_Problem requirements_. Any images in the material are to be dropped while every line is retyped exactly.

_Exercise material_.
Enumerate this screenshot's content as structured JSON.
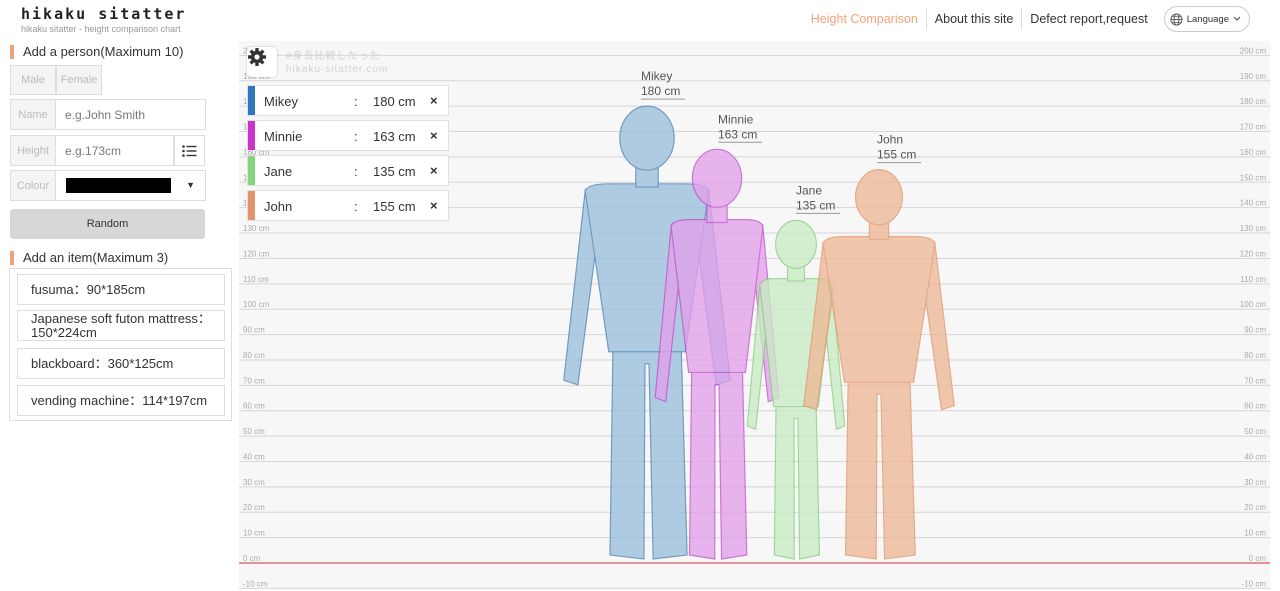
{
  "brand": {
    "title": "hikaku sitatter",
    "subtitle": "hikaku sitatter - height comparison chart"
  },
  "nav": {
    "height_comparison": "Height Comparison",
    "about": "About this site",
    "report": "Defect report,request",
    "language": "Language"
  },
  "add_person": {
    "heading": "Add a person(Maximum 10)",
    "gender": {
      "male": "Male",
      "female": "Female"
    },
    "name": {
      "label": "Name",
      "placeholder": "e.g.John Smith"
    },
    "height": {
      "label": "Height",
      "placeholder": "e.g.173cm"
    },
    "colour": {
      "label": "Colour",
      "value": "#000000"
    },
    "random_button": "Random"
  },
  "add_item": {
    "heading": "Add an item(Maximum 3)",
    "items": [
      "fusuma：90*185cm",
      "Japanese soft futon mattress：150*224cm",
      "blackboard：360*125cm",
      "vending machine：114*197cm"
    ]
  },
  "watermark": {
    "line1": "#身長比較したった",
    "line2": "hikaku-sitatter.com"
  },
  "people": [
    {
      "name": "Mikey",
      "height_cm": 180,
      "height_text": "180 cm",
      "color": "#2d77bf",
      "fill": "#9cbfdd",
      "stroke": "#4a82b6"
    },
    {
      "name": "Minnie",
      "height_cm": 163,
      "height_text": "163 cm",
      "color": "#cc33cc",
      "fill": "#e2a0ea",
      "stroke": "#c34fcf"
    },
    {
      "name": "Jane",
      "height_cm": 135,
      "height_text": "135 cm",
      "color": "#85d67c",
      "fill": "#c8ecc4",
      "stroke": "#8acf82"
    },
    {
      "name": "John",
      "height_cm": 155,
      "height_text": "155 cm",
      "color": "#e4946a",
      "fill": "#eeb996",
      "stroke": "#e0966c"
    }
  ],
  "scale": {
    "min_cm": -10,
    "max_cm": 200,
    "step_cm": 10,
    "unit": "cm"
  }
}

_Answer for this exercise_.
Enumerate this screenshot's content as structured JSON.
{
  "brand": {
    "title": "hikaku sitatter",
    "subtitle": "hikaku sitatter - height comparison chart"
  },
  "nav": {
    "height_comparison": "Height Comparison",
    "about": "About this site",
    "report": "Defect report,request",
    "language": "Language"
  },
  "add_person": {
    "heading": "Add a person(Maximum 10)",
    "gender": {
      "male": "Male",
      "female": "Female"
    },
    "name": {
      "label": "Name",
      "placeholder": "e.g.John Smith"
    },
    "height": {
      "label": "Height",
      "placeholder": "e.g.173cm"
    },
    "colour": {
      "label": "Colour",
      "value": "#000000"
    },
    "random_button": "Random"
  },
  "add_item": {
    "heading": "Add an item(Maximum 3)",
    "items": [
      "fusuma：90*185cm",
      "Japanese soft futon mattress：150*224cm",
      "blackboard：360*125cm",
      "vending machine：114*197cm"
    ]
  },
  "watermark": {
    "line1": "#身長比較したった",
    "line2": "hikaku-sitatter.com"
  },
  "people": [
    {
      "name": "Mikey",
      "height_cm": 180,
      "height_text": "180 cm",
      "color": "#2d77bf",
      "fill": "#9cbfdd",
      "stroke": "#4a82b6"
    },
    {
      "name": "Minnie",
      "height_cm": 163,
      "height_text": "163 cm",
      "color": "#cc33cc",
      "fill": "#e2a0ea",
      "stroke": "#c34fcf"
    },
    {
      "name": "Jane",
      "height_cm": 135,
      "height_text": "135 cm",
      "color": "#85d67c",
      "fill": "#c8ecc4",
      "stroke": "#8acf82"
    },
    {
      "name": "John",
      "height_cm": 155,
      "height_text": "155 cm",
      "color": "#e4946a",
      "fill": "#eeb996",
      "stroke": "#e0966c"
    }
  ],
  "scale": {
    "min_cm": -10,
    "max_cm": 200,
    "step_cm": 10,
    "unit": "cm"
  }
}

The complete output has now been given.